Shannon Fontaine, a retired Montgomery homicide detective, started the tours and serves as driver and tour guide. Dead men tell no tales, but after doing some extensive research into Montgomery’s past, Fontaine has plenty to share. He tells the stories that go along with each site, accompanied by appropriately creepy music playing in the background. “I’ve always had a morbid curiosity about this kind of stuff,” he says. “I’m giving people an inside look at some of the city’s darker history.”
One stop on the tour is Hank Williams’ grave at Oakwood Cemetery, located on the edge of downtown. The idea that the legendary country crooner haunts his final resting place was made famous by contemporary country music star Alan Jackson in the hit song, “Midnight in Montgomery,” but some devoted fans have long visited the grave hoping for a sighting. (A mass grave containing hundreds of remains of the victims of a yellow fever outbreak was discovered downtown in 2009 and is also part of the tour.)
Fontaine also takes guests by Huntingdon College’s Pratt Hall to catch a glimpse of the Red Lady. Over 100 years ago, a young woman who had an unexplained obsession with the color red — she dressed in red and outfitted her entire dorm room in the shade — slashed her wrists in her room one night. Since her suicide, dorm residents and visitors alike say they’ve glimpsed a lady in red wandering the halls and even flashes of red pulsing from the room’s windows.
The site of the gruesome “Feather Duster Murder” is one of Fontaine’s favorites. In 1943, a Montgomery man was beaten to death at his home with the handle of a feather duster. Newspaper reports from the time said he was struck over 150 times, “enough times to kill two mules.” His young wife was accused and stood trial for the crime, but she was found not guilty. The case is still unsolved.
See for Yourself!
All October long, tours leave on the hour from the entrance to the Alley Entertainment District on Tallapoosa Street in downtown Montgomery starting around 7 p.m. and continuing until midnight. Tickets are $10 each, cash only. Visit the Facebook page for reviews and to reserve a seat, or call 334-514-4457.
Jennifer S. Kornegay is a freelance writer living in Mongomery, Alabama. Her articles have appeared in multiple local, regional and national publications, including The Montgomery Advertiser, King Kudzu magazine, Southern Living magazine, The Mobile Press-Register and Southern Lady magazine. She served as editor of Montgomery Living magazine until November of 2009.

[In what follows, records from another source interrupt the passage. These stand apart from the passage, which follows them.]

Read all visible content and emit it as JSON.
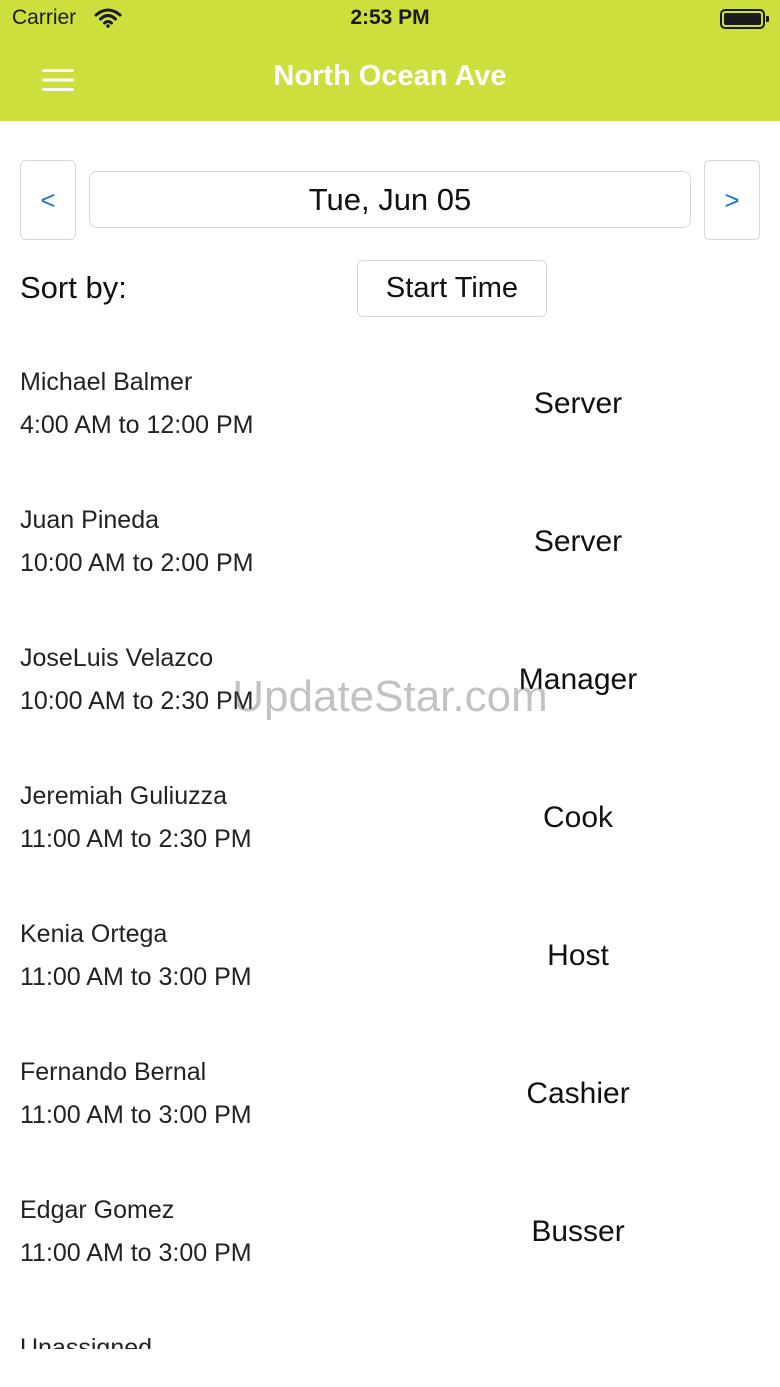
{
  "status_bar": {
    "carrier": "Carrier",
    "time": "2:53 PM",
    "icons": [
      "wifi-icon",
      "battery-icon"
    ]
  },
  "nav": {
    "title": "North Ocean Ave",
    "menu_icon": "menu-icon",
    "bar_color": "#cddf3c"
  },
  "date_nav": {
    "prev_label": "<",
    "next_label": ">",
    "date": "Tue, Jun 05",
    "arrow_color": "#1f6fe0"
  },
  "sort": {
    "label": "Sort by:",
    "value": "Start Time"
  },
  "shifts": [
    {
      "name": "Michael Balmer",
      "time": "4:00 AM to 12:00 PM",
      "role": "Server"
    },
    {
      "name": "Juan Pineda",
      "time": "10:00 AM to 2:00 PM",
      "role": "Server"
    },
    {
      "name": "JoseLuis Velazco",
      "time": "10:00 AM to 2:30 PM",
      "role": "Manager"
    },
    {
      "name": "Jeremiah Guliuzza",
      "time": "11:00 AM to 2:30 PM",
      "role": "Cook"
    },
    {
      "name": "Kenia Ortega",
      "time": "11:00 AM to 3:00 PM",
      "role": "Host"
    },
    {
      "name": "Fernando Bernal",
      "time": "11:00 AM to 3:00 PM",
      "role": "Cashier"
    },
    {
      "name": "Edgar Gomez",
      "time": "11:00 AM to 3:00 PM",
      "role": "Busser"
    },
    {
      "name": "Unassigned",
      "time": "",
      "role": ""
    }
  ],
  "watermark": "UpdateStar.com"
}
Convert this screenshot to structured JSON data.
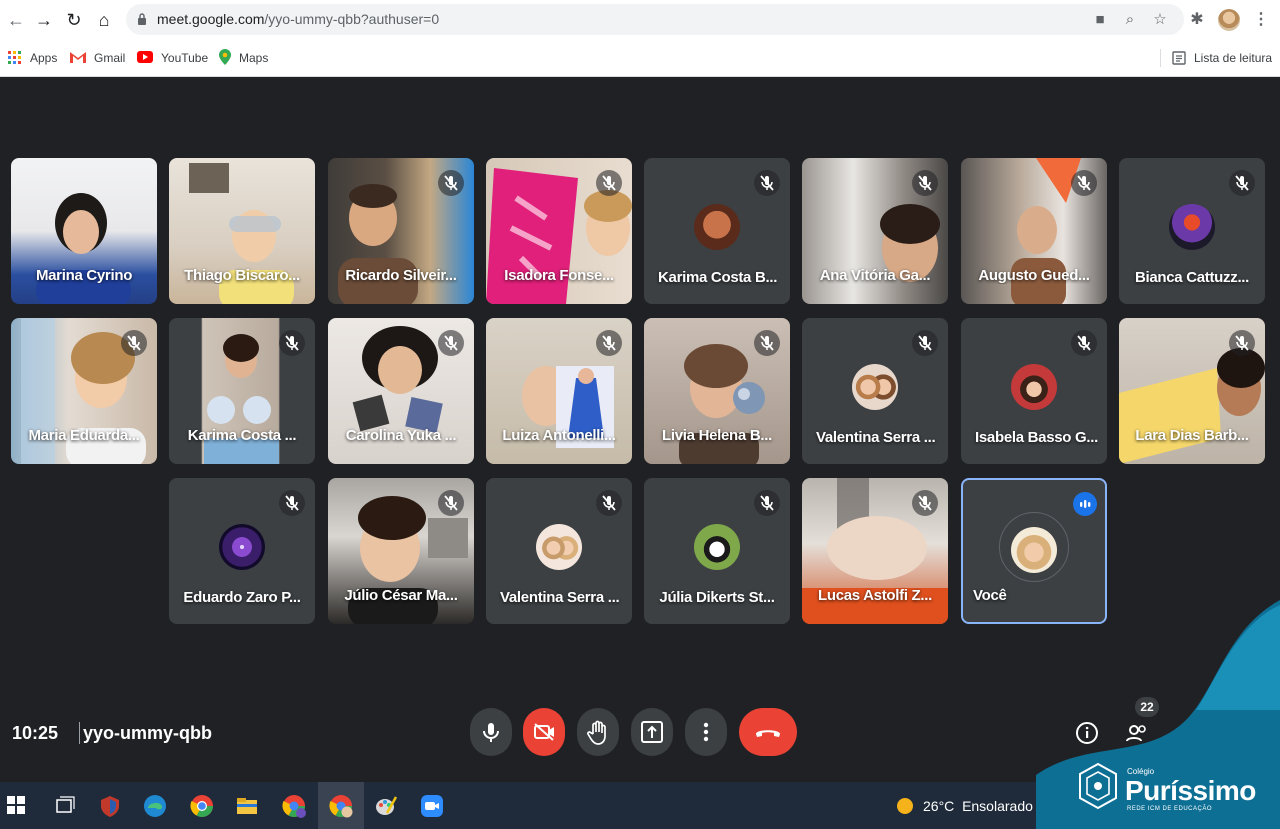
{
  "browser": {
    "url_host": "meet.google.com",
    "url_path": "/yyo-ummy-qbb?authuser=0",
    "bookmarks": [
      "Apps",
      "Gmail",
      "YouTube",
      "Maps"
    ],
    "reading_list": "Lista de leitura"
  },
  "meeting": {
    "time": "10:25",
    "code": "yyo-ummy-qbb",
    "participant_count": "22"
  },
  "participants": [
    {
      "name": "Marina Cyrino"
    },
    {
      "name": "Thiago Biscaro..."
    },
    {
      "name": "Ricardo Silveir..."
    },
    {
      "name": "Isadora Fonse..."
    },
    {
      "name": "Karima Costa B..."
    },
    {
      "name": "Ana Vitória Ga..."
    },
    {
      "name": "Augusto Gued..."
    },
    {
      "name": "Bianca Cattuzz..."
    },
    {
      "name": "Maria Eduarda..."
    },
    {
      "name": "Karima Costa ..."
    },
    {
      "name": "Carolina Yuka ..."
    },
    {
      "name": "Luiza Antonelli..."
    },
    {
      "name": "Livia Helena B..."
    },
    {
      "name": "Valentina Serra ..."
    },
    {
      "name": "Isabela Basso G..."
    },
    {
      "name": "Lara Dias Barb..."
    },
    {
      "name": "Eduardo Zaro P..."
    },
    {
      "name": "Júlio César Ma..."
    },
    {
      "name": "Valentina Serra ..."
    },
    {
      "name": "Júlia Dikerts St..."
    },
    {
      "name": "Lucas Astolfi Z..."
    },
    {
      "name": "Você"
    }
  ],
  "taskbar": {
    "temperature": "26°C",
    "weather": "Ensolarado"
  },
  "logo": {
    "small": "Colégio",
    "name": "Puríssimo",
    "sub": "REDE ICM DE EDUCAÇÃO"
  },
  "colors": {
    "meet_bg": "#202124",
    "tile_bg": "#3c4043",
    "end_call": "#ea4335",
    "self_border": "#8ab4f8",
    "logo_teal": "#0e6f94"
  }
}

Find out how to trap spirits using a bottle tree in our featured submissions in “Southern Voice.”
Read a poem by South Carolina’s Fred Bassett about the unusual grave of a little girl in Valley, Alabama.

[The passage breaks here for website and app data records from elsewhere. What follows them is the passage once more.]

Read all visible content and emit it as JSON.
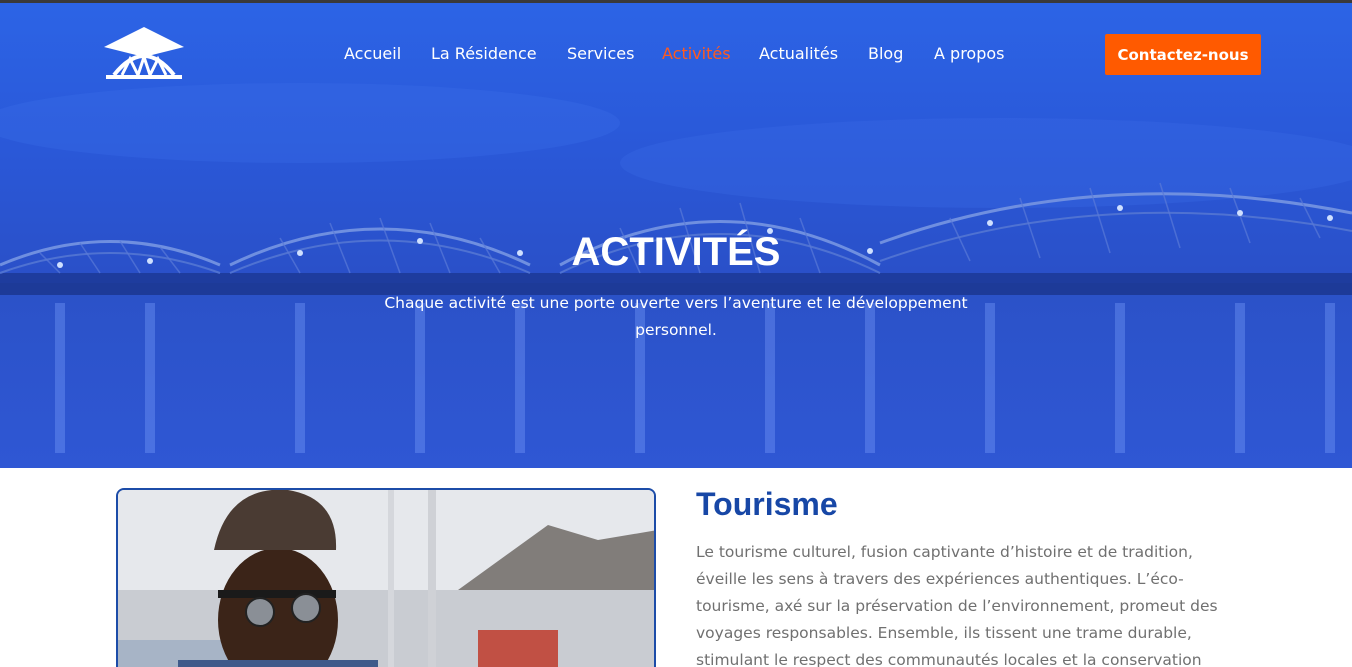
{
  "header": {
    "logo_icon": "dome-arch-logo",
    "nav": [
      {
        "label": "Accueil",
        "active": false
      },
      {
        "label": "La Résidence",
        "active": false
      },
      {
        "label": "Services",
        "active": false
      },
      {
        "label": "Activités",
        "active": true
      },
      {
        "label": "Actualités",
        "active": false
      },
      {
        "label": "Blog",
        "active": false
      },
      {
        "label": "A propos",
        "active": false
      }
    ],
    "cta_label": "Contactez-nous"
  },
  "hero": {
    "title": "ACTIVITÉS",
    "subtitle": "Chaque activité est une porte ouverte vers l’aventure et le développement personnel."
  },
  "section": {
    "title": "Tourisme",
    "text": "Le tourisme culturel, fusion captivante d’histoire et de tradition, éveille les sens à travers des expériences authentiques. L’éco-tourisme, axé sur la préservation de l’environnement, promeut des voyages responsables. Ensemble, ils tissent une trame durable, stimulant le respect des communautés locales et la conservation"
  },
  "colors": {
    "accent": "#ff5a00",
    "active_nav": "#ff5a1f",
    "heading_blue": "#1747a6",
    "hero_blue": "#2455d6",
    "body_text": "#707070"
  }
}
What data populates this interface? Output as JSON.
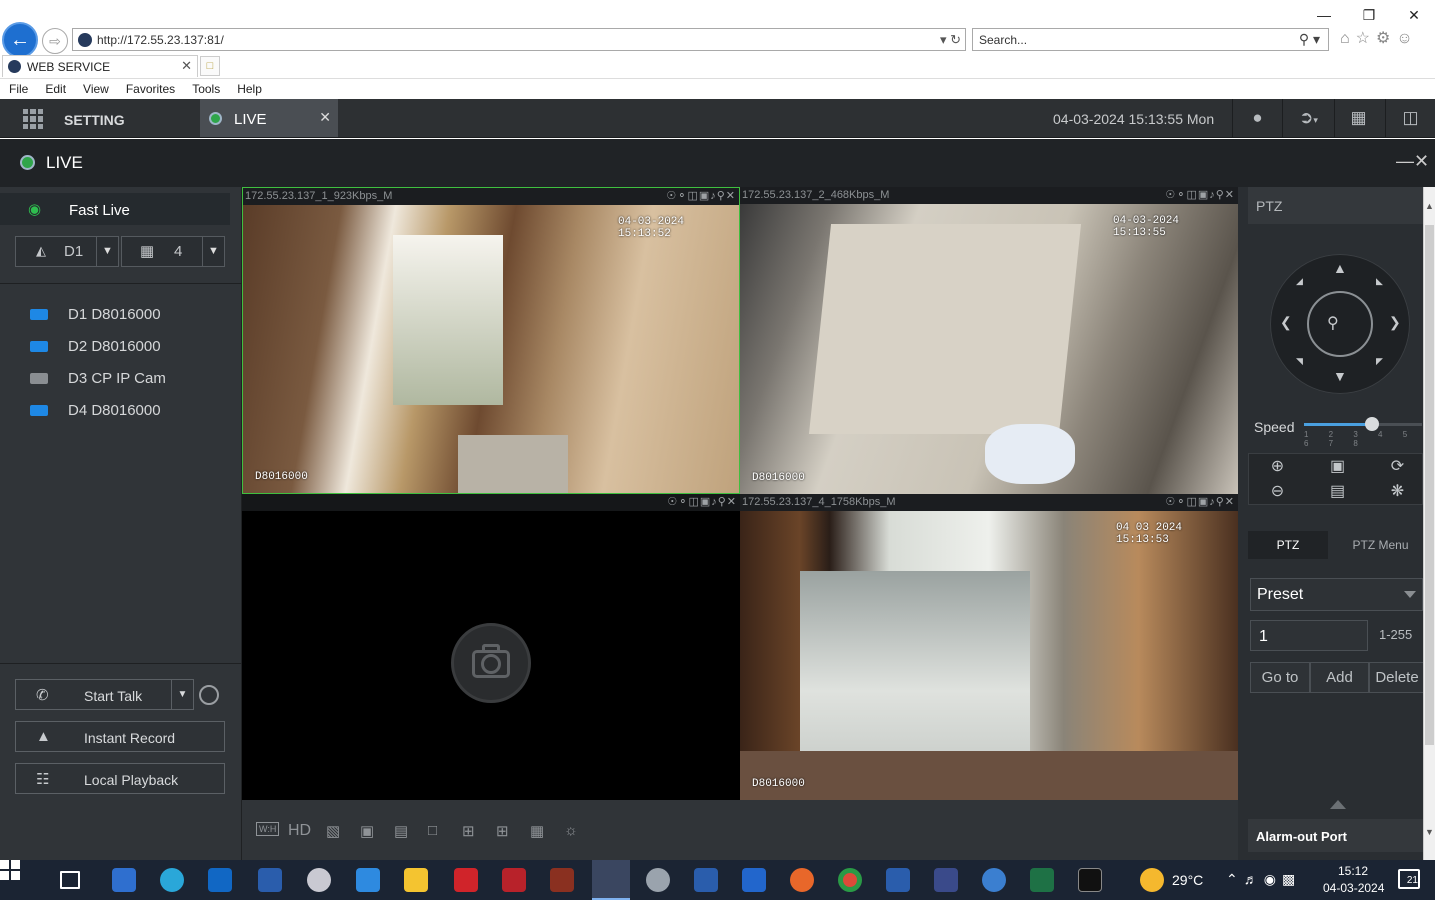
{
  "browser": {
    "url": "http://172.55.23.137:81/",
    "search_placeholder": "Search...",
    "tab_title": "WEB SERVICE",
    "menu": [
      "File",
      "Edit",
      "View",
      "Favorites",
      "Tools",
      "Help"
    ]
  },
  "app": {
    "setting_label": "SETTING",
    "live_tab_label": "LIVE",
    "datetime": "04-03-2024 15:13:55 Mon",
    "live_title": "LIVE"
  },
  "left": {
    "fast_live_label": "Fast Live",
    "device_select": "D1",
    "split_select": "4",
    "devices": [
      {
        "label": "D1 D8016000",
        "online": true
      },
      {
        "label": "D2 D8016000",
        "online": true
      },
      {
        "label": "D3 CP IP Cam",
        "online": false
      },
      {
        "label": "D4 D8016000",
        "online": true
      }
    ],
    "start_talk_label": "Start Talk",
    "instant_record_label": "Instant Record",
    "local_playback_label": "Local Playback"
  },
  "panes": [
    {
      "title": "172.55.23.137_1_923Kbps_M",
      "osd_time": "04-03-2024 15:13:52",
      "osd_name": "D8016000"
    },
    {
      "title": "172.55.23.137_2_468Kbps_M",
      "osd_time": "04-03-2024 15:13:55",
      "osd_name": "D8016000"
    },
    {
      "title": "",
      "osd_time": "",
      "osd_name": ""
    },
    {
      "title": "172.55.23.137_4_1758Kbps_M",
      "osd_time": "04 03 2024 15:13:53",
      "osd_name": "D8016000"
    }
  ],
  "video_toolbar": {
    "hd_label": "HD",
    "wh_label": "W:H"
  },
  "ptz": {
    "header": "PTZ",
    "speed_label": "Speed",
    "speed_value": 5,
    "speed_max": 8,
    "speed_ticks": "1 2 3 4 5 6 7 8",
    "tab_ptz": "PTZ",
    "tab_ptz_menu": "PTZ Menu",
    "preset_select": "Preset",
    "preset_value": "1",
    "preset_range": "1-255",
    "goto_label": "Go to",
    "add_label": "Add",
    "delete_label": "Delete",
    "alarm_out_label": "Alarm-out Port"
  },
  "taskbar": {
    "temperature": "29°C",
    "time": "15:12",
    "date": "04-03-2024",
    "notifications": "21"
  }
}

Rediscover America’s original master of horror Edgar Allen Poe this month by participating in Atlanta’s Big Read.